Cut unpeeled potatoes into approximately 1 inch chunks.  Place in a pot and cover with cold water by about 1 inch.  Place on the stove top, bring to a boil (watching for overflow!), and cook until the potatoes are easily pierced with a fork. 

In the mean time, defrost the spinach and drain well (I do this by squeezing in a clean kitchen towel).  You want as little moisture left in the spinach as possible; otherwise the mashed potatoes might have a weird consistency. 

Drain cooked potatoes and place back in hot pot over very low heat.  Add spinach, salt, and butter and start to mash to combine.  Add milk a little at a time, starting with about half, mashing with each addition until you have the consistency that you like.  Try not to overmash; a little lumpiness is ok and too much mashing can make the potatoes gummy.

Serves 4

Friday, February 4, 2011

Quinoa Muffins

Yes, another muffin recipe.  I fully admit that I have a crazy obsession with muffins, but I just love that it is so easy to make a snack suitable for kids and grown-ups with wholesome ingredients that keeps beautifully in the freezer.  Really, what could be better?

I've been wanting to try these for a while...quinoa keeps showing up on lists of super-foods due to the high quality protein, fiber, and vitamins it contains.  It's one of those foods I always say I'm going to eat more often, but when it comes down to it, it's just not my favorite grain (with this notable exception).  But I was intrigued by the idea of putting it in a muffin, and besides, I'm trying to squeeze in as much cooking as possible before the little peanut growing in my belly makes her entrance into the world (due date is only 4 weeks away!).  I am hoping to have a few more recipes to share in the coming weeks before I fall off the grid for a little while...

I am glad I decided to give these a try, because they are really tasty!  They bake up to be nice and rounded, are incredibly moist, and just sweet enough.  You can definitely taste the quinoa, but despite my general aversion, I think it adds a nice flavor to the muffin.  Hubby said he couldn't detect it, but was a huge fan of these muffins, too (the munchkin, not so much - oh, well - can't win them all!).  For those of you who like mix-ins, these would probably taste great with dried fruit or nuts as well - let me know if you find a winning combination :)

If you look carefully, you can actually see the little grains of quinoa!

Quinoa Muffins
adapted from Enlightened Cooking

1 cup quinoa, rinsed in a mesh sieve
2 cups whole wheat pastry flour
1 1/2 teaspoons baking powder
1/2 teaspoon baking soda
1 teaspoon salt
1 teaspoon cinnamon
1/2 cup dried fruit or nuts (optional; I omitted)
3/4 cup milk (I used 1%, whole would be fine too)
2/3 cup agave (or honey or maple syrup)
1/4 cup vegetable oil
1 large egg
1 1/2 teaspoons vanilla extract

Preheat oven to 350.  Spray muffin tins with oil.

Bring quinoa and 2 cups water to a boil in a medium saucepan set over medium-high heat.
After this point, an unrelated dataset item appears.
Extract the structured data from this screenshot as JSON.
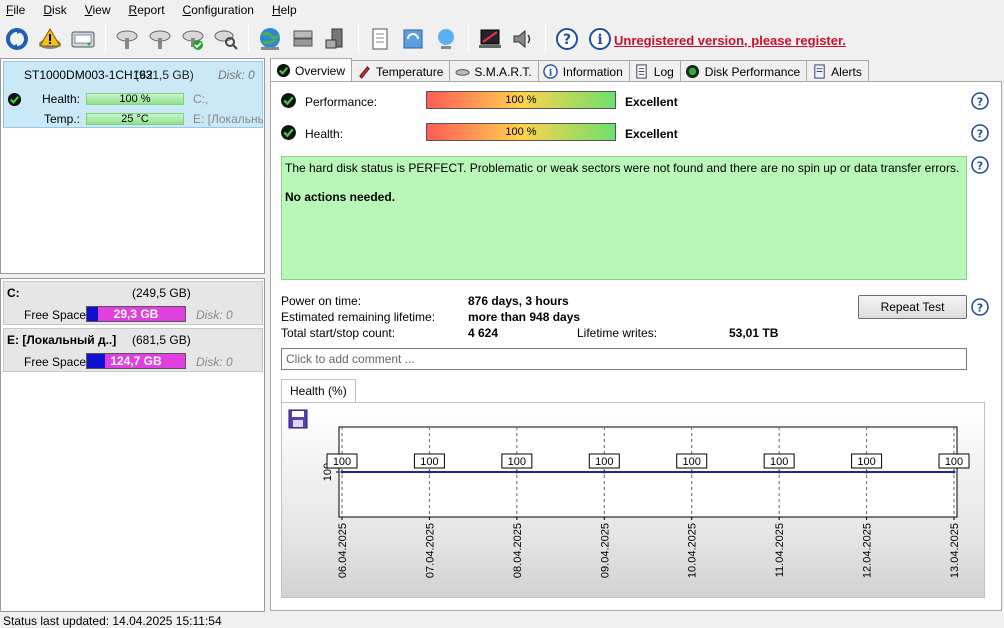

Reduce to a simmer; cover, and cook 15-20 minutes until water has been absorbed and quinoa is tender.

In a large bowl, whisk together flour, baking powder, baking soda, salt, cinnamon, and optional add-ins.

In another bowl, whisk together the milk, agave, oil, egg, vanilla, and cooked quinoa (it's probably a good idea to let the quinoa cool a few minutes, but mine was definitely still warm when I mixed it in).  Add milk mixture to flour mixture, and stir just until combined. Divide the batter among the prepared muffin cups.

Bake approximately 15 minutes for minis and 20 minutes for standard muffins or until muffins feel cooked through and are lightly brown on the outsides. Cool muffins in pan for 5 minutes and then transfer to a wire rack to cool completely.
Makes 32 mini muffins, 16 standard muffins, or a combination of the 2 :)